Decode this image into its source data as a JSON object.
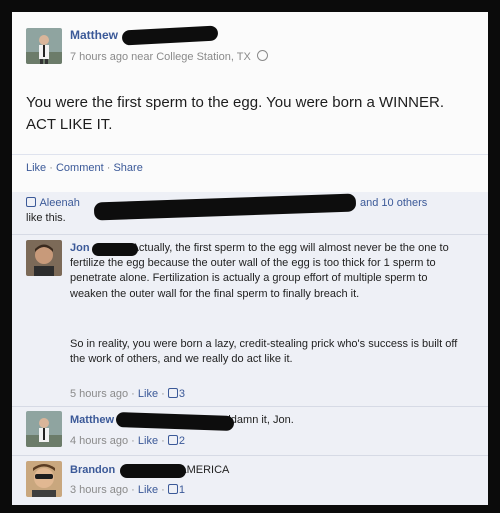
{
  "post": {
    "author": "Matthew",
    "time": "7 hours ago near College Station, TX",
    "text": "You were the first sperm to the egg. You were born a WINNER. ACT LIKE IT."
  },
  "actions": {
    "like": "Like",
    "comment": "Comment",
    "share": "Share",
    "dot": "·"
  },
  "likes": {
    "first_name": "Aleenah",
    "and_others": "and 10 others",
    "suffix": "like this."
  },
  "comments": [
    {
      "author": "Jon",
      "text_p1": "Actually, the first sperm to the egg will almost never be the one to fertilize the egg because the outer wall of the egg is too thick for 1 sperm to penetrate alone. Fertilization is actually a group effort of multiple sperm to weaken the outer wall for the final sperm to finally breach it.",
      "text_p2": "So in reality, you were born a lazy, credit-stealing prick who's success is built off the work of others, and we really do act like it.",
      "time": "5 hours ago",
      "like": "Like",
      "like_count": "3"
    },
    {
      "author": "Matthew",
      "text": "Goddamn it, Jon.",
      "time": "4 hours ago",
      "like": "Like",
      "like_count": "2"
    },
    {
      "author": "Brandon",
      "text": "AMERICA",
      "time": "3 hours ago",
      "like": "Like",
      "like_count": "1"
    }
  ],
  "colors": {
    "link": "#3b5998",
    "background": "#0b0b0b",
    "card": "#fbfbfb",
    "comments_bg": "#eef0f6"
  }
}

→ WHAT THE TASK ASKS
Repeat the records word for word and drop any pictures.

→ ANSWER TO THIS EXERCISE
Decode this image into its source data as a JSON object.
{
  "post": {
    "author": "Matthew",
    "time": "7 hours ago near College Station, TX",
    "text": "You were the first sperm to the egg. You were born a WINNER. ACT LIKE IT."
  },
  "actions": {
    "like": "Like",
    "comment": "Comment",
    "share": "Share",
    "dot": "·"
  },
  "likes": {
    "first_name": "Aleenah",
    "and_others": "and 10 others",
    "suffix": "like this."
  },
  "comments": [
    {
      "author": "Jon",
      "text_p1": "Actually, the first sperm to the egg will almost never be the one to fertilize the egg because the outer wall of the egg is too thick for 1 sperm to penetrate alone. Fertilization is actually a group effort of multiple sperm to weaken the outer wall for the final sperm to finally breach it.",
      "text_p2": "So in reality, you were born a lazy, credit-stealing prick who's success is built off the work of others, and we really do act like it.",
      "time": "5 hours ago",
      "like": "Like",
      "like_count": "3"
    },
    {
      "author": "Matthew",
      "text": "Goddamn it, Jon.",
      "time": "4 hours ago",
      "like": "Like",
      "like_count": "2"
    },
    {
      "author": "Brandon",
      "text": "AMERICA",
      "time": "3 hours ago",
      "like": "Like",
      "like_count": "1"
    }
  ],
  "colors": {
    "link": "#3b5998",
    "background": "#0b0b0b",
    "card": "#fbfbfb",
    "comments_bg": "#eef0f6"
  }
}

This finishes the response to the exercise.